★★★“A tangled web of sex, lies and jealousy” “Owen McAfferty’s lean whippet of a play crashes two disjointed relationships into each other and then picks through the wreckage. What McAfferty unearths is an abundance of 21st-century sexual jealousy, frustration and liberation in a smart four-hander that occasionally lets itself down by saying too much.” “It is Cusack’s play. She paces and pounces like a cat. The desperate, bruised attempts to rekindle her sex life are so acutely realised that they are almost difficult to watch. She can throw out the word “f***” like no one else." “Lewis may not always capture the hurt behind Peter’s eyes, he does a fine job convincing us of a young man who has decided he is a cold-blooded, self-made capitalist, not a whore.” “As a study of a marriage that has grown numb with time, and how we might find once again the love that brought two people together in the first place, it is quietly heartbreaking.” “Director Adam Penford has ensured a snappy, peppy production, with the emo-folk music of Johnny Flynn slotting nicely in between each vignette.” Chris Bennion, Daily Telegraph

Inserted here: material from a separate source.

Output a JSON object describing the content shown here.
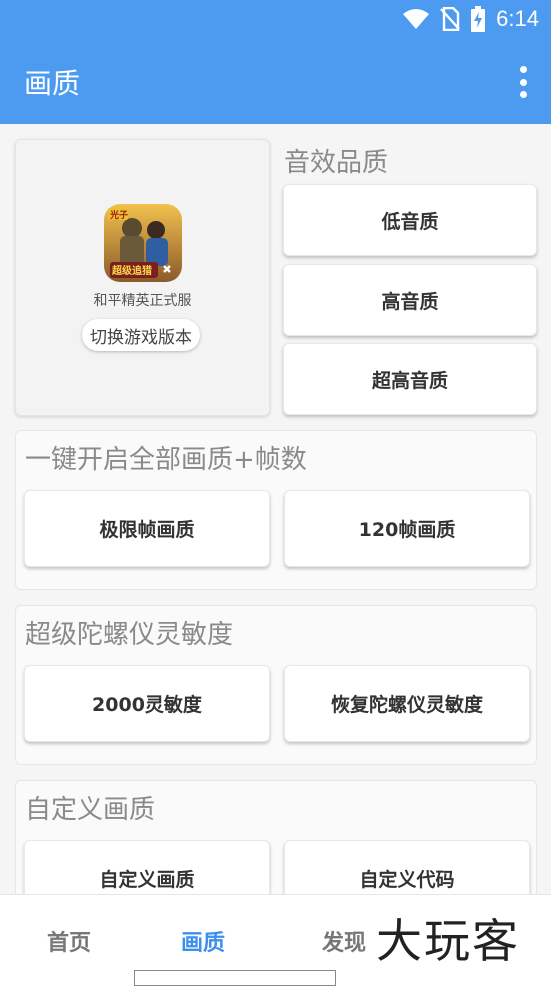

★★★★“Owen McCafferty takes what could have been a hackneyed scenario – middle-aged marriage rocked by the imputation of infidelity – and gives it a raw contemporary twist” “The intimacy of the space – with the audience seated like eavesdroppers on either side of a sparse set that increasingly gives the impression that the two couples are occupying the same bedroom – is ideally scaled for the drama’s intensity and rueful wit.” “Niamh Cusack brilliantly conveys Joan’s scorching anger and hurt.” “Harry Potter star Matthew Lewis nicely suggests the sense of comic deflation when his character is obliged to admit that, having been a failure at modelling and porn movies, he has only prostitution to thank for rescuing him from the drudgery of a call centre.” Paul Taylor, The Independent
★★“After the umpteenth potty word, I slightly lost the will to invest in the characters.” Patrick Marmion, DailyMail
★★★“McCafferty’s language is simple, but very human and, at its strongest, erupts into searching speeches about the disappointments of ageing and marriage.” “Cusack combines a dominating ferocity, a steely stare in her eyes, and an intense stillness. She captures the quiet, internal tragedy of getting older and losing one’s self confidence. Sean Campion as husband Tom is a match for Cusack, too, as a man emptied of vitality. Anxiety is etched into his permanent frown.” “While Lewis is likeable as male prostitute Peter, there’s something missing from the rhythm of his dialogue: a few too many lines that land heavily, facial expressions that don’t match what he’s saying.” “The play’s structure isn’t up to scratch: the younger couple, Peter and Tara, have far less time together than Tom and Joan, and an abrupt ending hits, just as the themes are hanging thickly in the air.” Tim Bano, The Stage